is Of Counsel with Womble Bond Dickinson. She focuses her practice on restructuring, bankruptcy and creditors’ rights matters. She represents a wide range of clients, including financial institutions, funds, sureties, receivers, landlords, businesses, suppliers and contract counterparties, purchasers and high-net-worth individuals, both inside and outside of bankruptcy court. In the syndicated loan arena, she works with agents and participating lenders to address distressed debt facilities.

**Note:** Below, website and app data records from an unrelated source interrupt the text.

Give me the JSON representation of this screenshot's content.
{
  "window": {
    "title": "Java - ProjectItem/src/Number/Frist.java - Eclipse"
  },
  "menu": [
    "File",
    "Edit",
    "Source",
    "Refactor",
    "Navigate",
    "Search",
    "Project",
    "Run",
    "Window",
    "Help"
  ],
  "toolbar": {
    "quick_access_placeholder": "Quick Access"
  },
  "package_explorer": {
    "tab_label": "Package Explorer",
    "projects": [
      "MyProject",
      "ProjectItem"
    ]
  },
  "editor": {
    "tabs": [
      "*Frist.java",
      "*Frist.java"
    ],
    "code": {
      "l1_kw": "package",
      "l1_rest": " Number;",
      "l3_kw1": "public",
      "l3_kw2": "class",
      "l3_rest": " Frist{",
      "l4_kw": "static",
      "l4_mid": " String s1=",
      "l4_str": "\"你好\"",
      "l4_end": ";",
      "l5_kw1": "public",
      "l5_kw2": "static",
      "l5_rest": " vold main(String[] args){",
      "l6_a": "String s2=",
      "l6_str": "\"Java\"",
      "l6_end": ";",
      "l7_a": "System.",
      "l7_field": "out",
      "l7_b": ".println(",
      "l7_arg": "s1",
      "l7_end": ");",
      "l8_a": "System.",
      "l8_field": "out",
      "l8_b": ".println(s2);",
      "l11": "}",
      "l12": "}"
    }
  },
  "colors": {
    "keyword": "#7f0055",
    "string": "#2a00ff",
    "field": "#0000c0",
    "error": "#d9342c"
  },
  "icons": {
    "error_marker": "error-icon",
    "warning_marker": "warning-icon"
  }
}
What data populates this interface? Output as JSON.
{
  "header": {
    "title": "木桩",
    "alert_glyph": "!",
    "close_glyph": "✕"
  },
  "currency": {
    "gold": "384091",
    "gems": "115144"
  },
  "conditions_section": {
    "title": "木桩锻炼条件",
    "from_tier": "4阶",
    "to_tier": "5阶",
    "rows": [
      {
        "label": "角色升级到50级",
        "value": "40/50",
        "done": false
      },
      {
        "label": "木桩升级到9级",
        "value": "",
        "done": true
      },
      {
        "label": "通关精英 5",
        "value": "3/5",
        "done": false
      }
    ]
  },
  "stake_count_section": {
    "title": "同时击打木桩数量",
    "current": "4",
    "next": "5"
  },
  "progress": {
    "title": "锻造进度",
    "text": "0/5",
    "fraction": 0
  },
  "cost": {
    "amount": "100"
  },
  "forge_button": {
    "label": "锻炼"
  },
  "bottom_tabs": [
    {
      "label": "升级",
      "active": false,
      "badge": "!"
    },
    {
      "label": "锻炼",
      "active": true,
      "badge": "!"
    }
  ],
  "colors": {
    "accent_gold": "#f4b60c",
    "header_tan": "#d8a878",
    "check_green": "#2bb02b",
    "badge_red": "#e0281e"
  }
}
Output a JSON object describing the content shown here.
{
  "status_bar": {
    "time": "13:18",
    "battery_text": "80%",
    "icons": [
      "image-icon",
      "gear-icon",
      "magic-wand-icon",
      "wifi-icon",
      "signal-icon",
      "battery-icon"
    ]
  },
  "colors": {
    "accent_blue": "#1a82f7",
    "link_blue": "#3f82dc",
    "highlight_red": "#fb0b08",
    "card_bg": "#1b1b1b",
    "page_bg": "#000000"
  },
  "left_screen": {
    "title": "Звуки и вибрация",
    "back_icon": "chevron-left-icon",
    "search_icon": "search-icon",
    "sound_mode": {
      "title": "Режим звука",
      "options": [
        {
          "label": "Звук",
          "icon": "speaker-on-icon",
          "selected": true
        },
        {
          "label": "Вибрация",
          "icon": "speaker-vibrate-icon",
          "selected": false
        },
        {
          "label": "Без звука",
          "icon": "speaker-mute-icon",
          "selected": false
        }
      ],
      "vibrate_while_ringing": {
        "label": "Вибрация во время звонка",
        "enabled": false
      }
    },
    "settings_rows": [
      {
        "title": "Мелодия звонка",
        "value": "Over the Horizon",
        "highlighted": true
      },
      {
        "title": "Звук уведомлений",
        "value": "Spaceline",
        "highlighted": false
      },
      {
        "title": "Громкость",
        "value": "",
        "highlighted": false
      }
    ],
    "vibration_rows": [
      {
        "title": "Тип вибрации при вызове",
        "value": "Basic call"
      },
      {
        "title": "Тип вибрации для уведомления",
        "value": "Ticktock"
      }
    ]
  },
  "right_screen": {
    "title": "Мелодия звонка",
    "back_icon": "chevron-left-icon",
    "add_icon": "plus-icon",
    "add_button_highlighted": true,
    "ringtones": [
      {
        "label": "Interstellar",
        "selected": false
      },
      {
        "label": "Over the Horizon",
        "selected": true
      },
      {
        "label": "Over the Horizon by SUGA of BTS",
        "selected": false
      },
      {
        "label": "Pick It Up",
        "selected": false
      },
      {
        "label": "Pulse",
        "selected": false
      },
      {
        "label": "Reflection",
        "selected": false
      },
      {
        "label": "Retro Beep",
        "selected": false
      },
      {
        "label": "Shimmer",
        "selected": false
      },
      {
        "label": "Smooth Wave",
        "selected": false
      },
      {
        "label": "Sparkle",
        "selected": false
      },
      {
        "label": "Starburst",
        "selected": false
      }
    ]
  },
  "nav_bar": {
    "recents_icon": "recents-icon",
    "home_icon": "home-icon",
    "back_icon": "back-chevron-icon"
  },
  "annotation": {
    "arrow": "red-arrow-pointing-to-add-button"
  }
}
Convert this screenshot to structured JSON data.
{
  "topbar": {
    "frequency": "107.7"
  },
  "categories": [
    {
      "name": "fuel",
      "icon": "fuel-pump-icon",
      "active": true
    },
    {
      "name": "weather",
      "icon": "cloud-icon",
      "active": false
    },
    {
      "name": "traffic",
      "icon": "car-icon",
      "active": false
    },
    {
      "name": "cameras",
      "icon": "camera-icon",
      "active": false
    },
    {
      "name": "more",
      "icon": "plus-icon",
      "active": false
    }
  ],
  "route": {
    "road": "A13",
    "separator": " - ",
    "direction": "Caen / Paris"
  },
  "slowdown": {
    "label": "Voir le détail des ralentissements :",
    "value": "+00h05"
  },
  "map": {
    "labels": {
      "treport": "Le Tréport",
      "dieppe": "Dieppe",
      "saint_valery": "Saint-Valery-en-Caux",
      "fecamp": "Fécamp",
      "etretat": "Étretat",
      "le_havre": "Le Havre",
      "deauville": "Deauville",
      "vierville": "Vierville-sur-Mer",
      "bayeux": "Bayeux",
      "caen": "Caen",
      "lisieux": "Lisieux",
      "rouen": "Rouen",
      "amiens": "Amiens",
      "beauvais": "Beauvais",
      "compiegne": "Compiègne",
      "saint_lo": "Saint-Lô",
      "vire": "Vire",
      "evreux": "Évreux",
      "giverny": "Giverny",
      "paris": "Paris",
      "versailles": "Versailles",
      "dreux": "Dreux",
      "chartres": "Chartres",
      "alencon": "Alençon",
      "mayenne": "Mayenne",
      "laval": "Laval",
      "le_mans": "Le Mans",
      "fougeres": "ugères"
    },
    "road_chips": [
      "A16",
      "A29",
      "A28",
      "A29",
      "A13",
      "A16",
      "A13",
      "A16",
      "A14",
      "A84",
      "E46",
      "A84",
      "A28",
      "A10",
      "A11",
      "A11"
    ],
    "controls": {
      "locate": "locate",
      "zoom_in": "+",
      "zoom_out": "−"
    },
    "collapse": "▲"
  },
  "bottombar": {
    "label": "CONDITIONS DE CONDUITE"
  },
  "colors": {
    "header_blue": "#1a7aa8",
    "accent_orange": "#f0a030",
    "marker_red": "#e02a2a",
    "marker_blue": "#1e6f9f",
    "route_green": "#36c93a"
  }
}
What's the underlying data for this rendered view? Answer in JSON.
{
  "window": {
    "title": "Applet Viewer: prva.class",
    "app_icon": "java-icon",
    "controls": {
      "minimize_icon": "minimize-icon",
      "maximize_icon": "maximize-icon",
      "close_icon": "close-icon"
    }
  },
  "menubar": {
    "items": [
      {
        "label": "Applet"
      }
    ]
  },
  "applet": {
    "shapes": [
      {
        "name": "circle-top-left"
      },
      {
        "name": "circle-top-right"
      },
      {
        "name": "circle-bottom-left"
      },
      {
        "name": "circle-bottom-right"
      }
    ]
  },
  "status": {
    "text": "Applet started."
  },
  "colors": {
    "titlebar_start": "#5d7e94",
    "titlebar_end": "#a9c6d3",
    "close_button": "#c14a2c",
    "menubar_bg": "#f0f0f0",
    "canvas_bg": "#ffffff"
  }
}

While many patent litigators have no plans to litigate in bankruptcy court, it is a possibility if the infringer of a client’s patent files for bankruptcy. The United States Bankruptcy Court for the Eastern District of Wisconsin recently conducted a Markman hearing. How did that happen? After being sued for patent infringement in district court, the alleged infringer sought refuge in the bankruptcy court, staying the district court litigation. The plaintiff then filed a claim in the defendant’s bankruptcy case, which ultimately triggered the bankruptcy court’s jurisdiction. While rare, other bankruptcy courts have conducted claim construction proceedings. As discussed herein, the bankruptcy court ultimately granted a joint request for vacatur, prompting us to revisit the doctrine of vacatur.